There are nice features in inbox but i don’t think I will miss them as much as I miss those 2 things.

Before a go back I would like to have your input on this.

Thanks!

Hey Gustav,

Interesting points — I had noticed that these things are missing, but I didn’t miss them too much. For #2, here’s what I do in Inbox:

1. Hover over the sender’s name
2. Copy the email address
3. Paste it in Inbox search.

It’s not a click, granted, but it is pretty fast once you’re in the habit of it.

Let me know how it goes on the other side. 😉

Good article, which persuaded me to give inbox a longer try-out. However, I was specifically looking for a way to make sure my currently gmail starred items could be filtered in inbox so that I could make them into pinned items if necessary and that doesn’t seem possible. Which is a flaw IMHO.

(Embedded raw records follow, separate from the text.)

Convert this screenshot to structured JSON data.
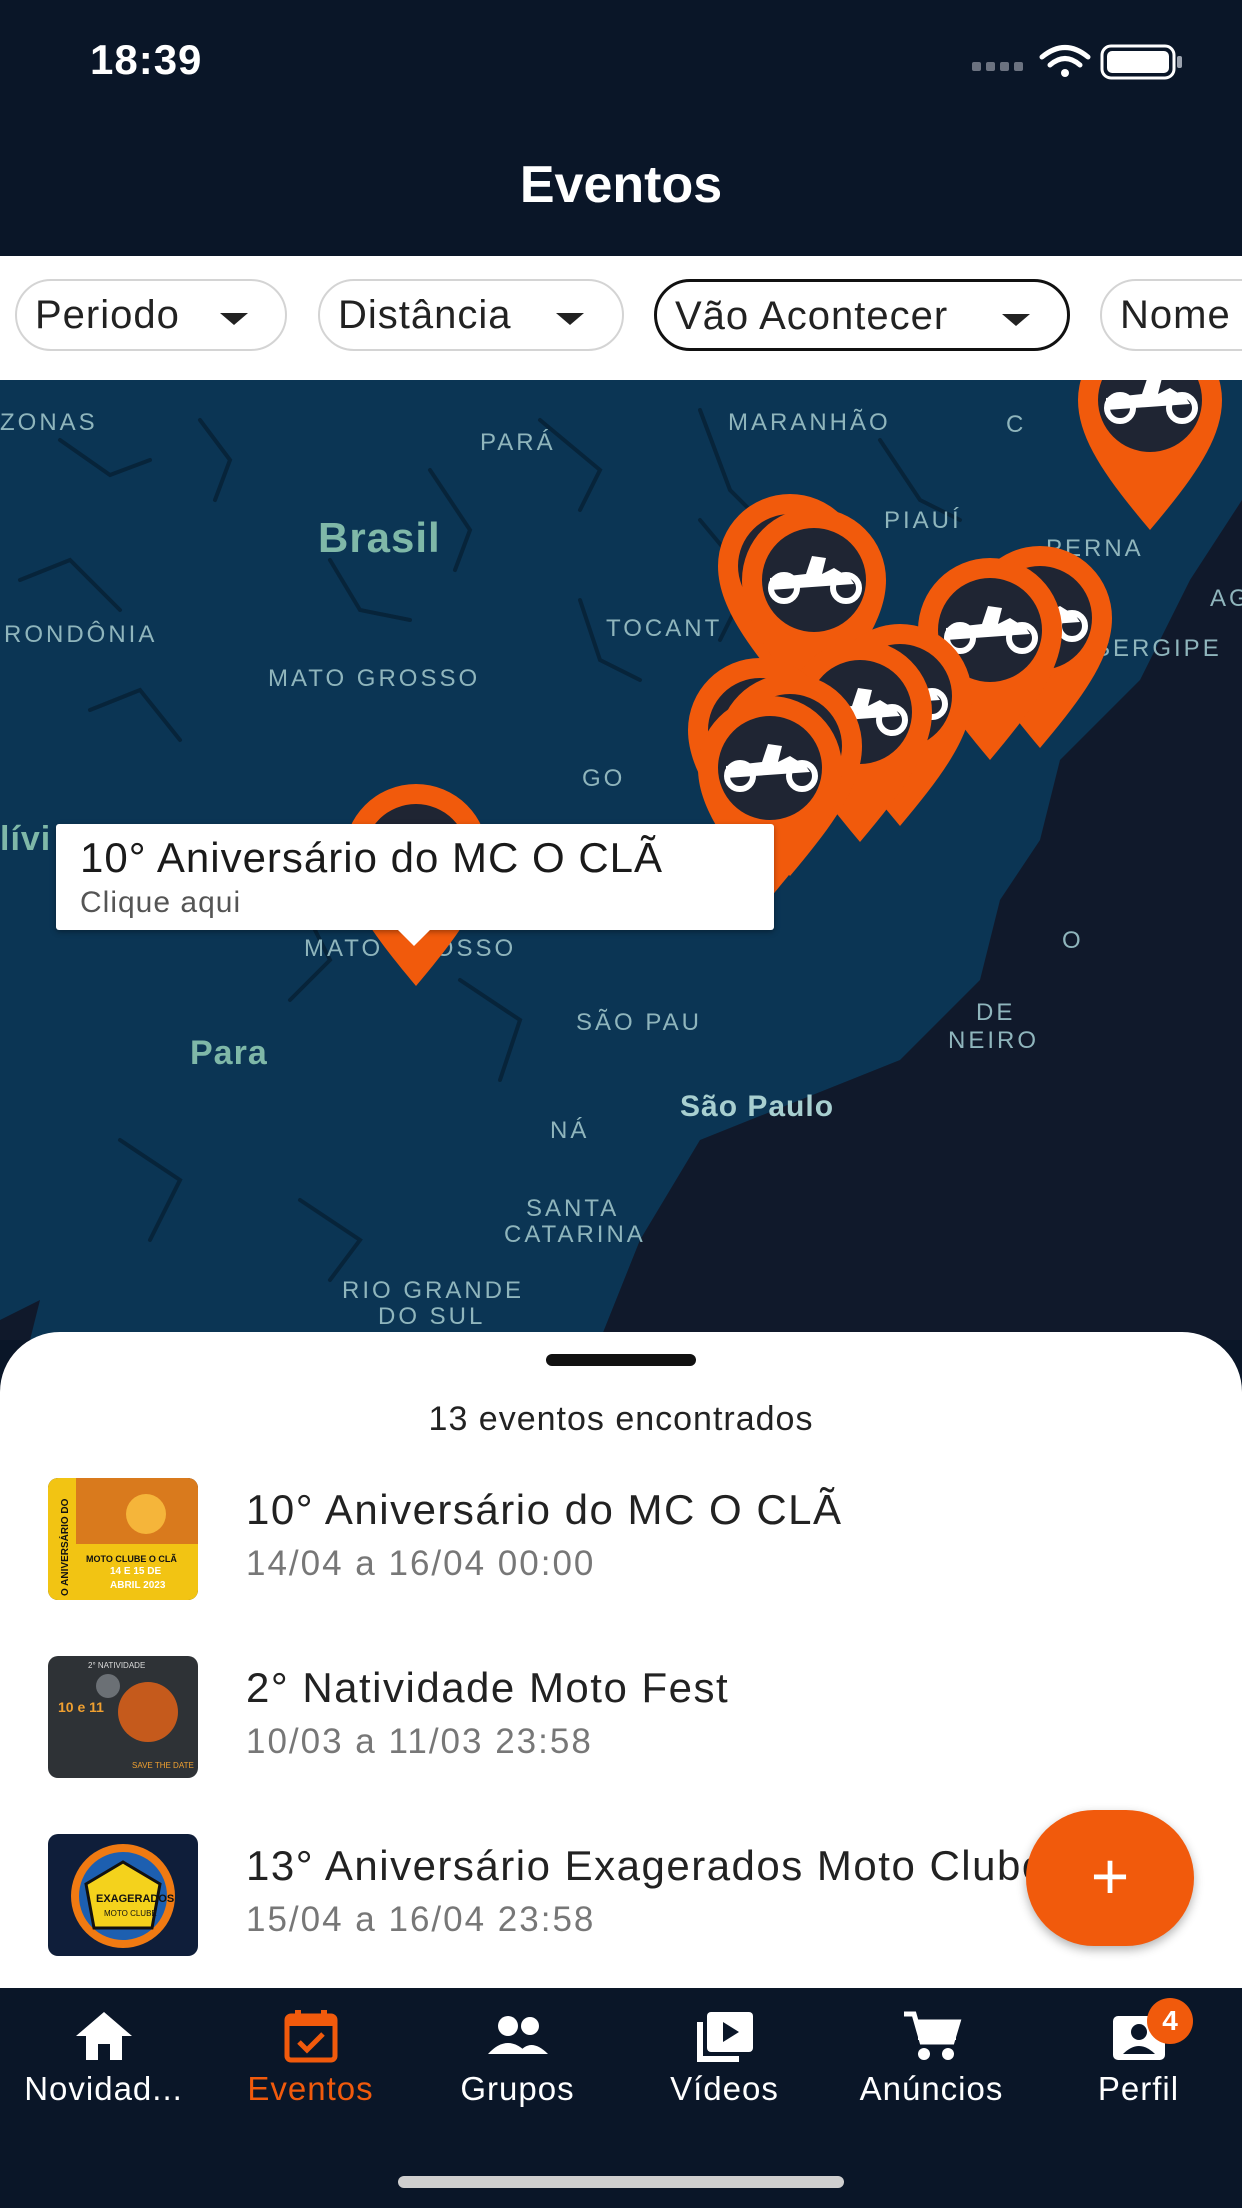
{
  "status_bar": {
    "time": "18:39"
  },
  "header": {
    "title": "Eventos"
  },
  "filters": [
    {
      "label": "Periodo"
    },
    {
      "label": "Distância"
    },
    {
      "label": "Vão Acontecer",
      "active": true
    },
    {
      "label": "Nome"
    }
  ],
  "map": {
    "labels": [
      "ZONAS",
      "PARÁ",
      "MARANHÃO",
      "Brasil",
      "PIAUÍ",
      "PERNA",
      "RONDÔNIA",
      "TOCANT",
      "SERGIPE",
      "MATO GROSSO",
      "GO",
      "lívi",
      "MATO GROSSO",
      "Para",
      "SÃO PAU",
      "São Paulo",
      "NÁ",
      "DE",
      "NEIRO",
      "SANTA",
      "CATARINA",
      "RIO GRANDE",
      "DO SUL",
      "C",
      "AG",
      "O"
    ],
    "marker_icon": "motorcycle-icon",
    "marker_color": "#F15A0C",
    "water_color": "#0B3554",
    "ocean_color": "#10192B"
  },
  "callout": {
    "title": "10° Aniversário do MC O CLÃ",
    "subtitle": "Clique aqui"
  },
  "sheet": {
    "count_text": "13 eventos encontrados",
    "events": [
      {
        "title": "10° Aniversário do MC O CLÃ",
        "date": "14/04 a 16/04 00:00"
      },
      {
        "title": "2° Natividade Moto Fest",
        "date": "10/03 a 11/03 23:58"
      },
      {
        "title": "13° Aniversário Exagerados Moto Clube",
        "date": "15/04 a 16/04 23:58"
      }
    ],
    "thumb_texts": {
      "t1": [
        "O ANIVERSÁRIO DO",
        "MOTO CLUBE O CLÃ",
        "14 E 15 DE",
        "ABRIL 2023"
      ],
      "t2": [
        "2° NATIVIDADE",
        "10 e 11",
        "SAVE THE DATE"
      ],
      "t3": [
        "EXAGERADOS",
        "MOTO CLUBE"
      ]
    }
  },
  "fab": {
    "label": "+"
  },
  "tabbar": {
    "tabs": [
      {
        "label": "Novidad...",
        "icon": "home-icon"
      },
      {
        "label": "Eventos",
        "icon": "calendar-check-icon",
        "active": true
      },
      {
        "label": "Grupos",
        "icon": "people-icon"
      },
      {
        "label": "Vídeos",
        "icon": "video-library-icon"
      },
      {
        "label": "Anúncios",
        "icon": "cart-icon"
      },
      {
        "label": "Perfil",
        "icon": "profile-card-icon",
        "badge": "4"
      }
    ]
  },
  "colors": {
    "accent": "#F15A0C",
    "navy": "#0A1628"
  }
}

Hey Mandy,

Yeah, that would be very good. I think Google’s aiming to phase Gmail out and get more people over to Inbox, so I don’t see them adding support for the two to integrate unfortunately.

Benjamin

Question about group emails. I have two groups at our church that I send emails to regularly, but have been required to send from the PC, as the Android app did not allow me to do so. Will the Android version of Inbox allow group emails to be sent?

Hey Michael,

I’m not sure what you mean by group emails but if you already have the thread going you can do ‘Reply all’. As for starting a new thread, in my experience you have to add the emails in again — there’s no ‘send to group’ feature (as far as I know!).

I think what Michael means is the same as my complaint about Inbox. I can’t send an email to a Group of contacts that I’ve created in Gmail. Granted I can’t do that from the mobile Gmail app either, which is major flaw.


Leave a comment

Your email address will not be published. Required fields are marked.

Get Started Free Today

No Credit Card Required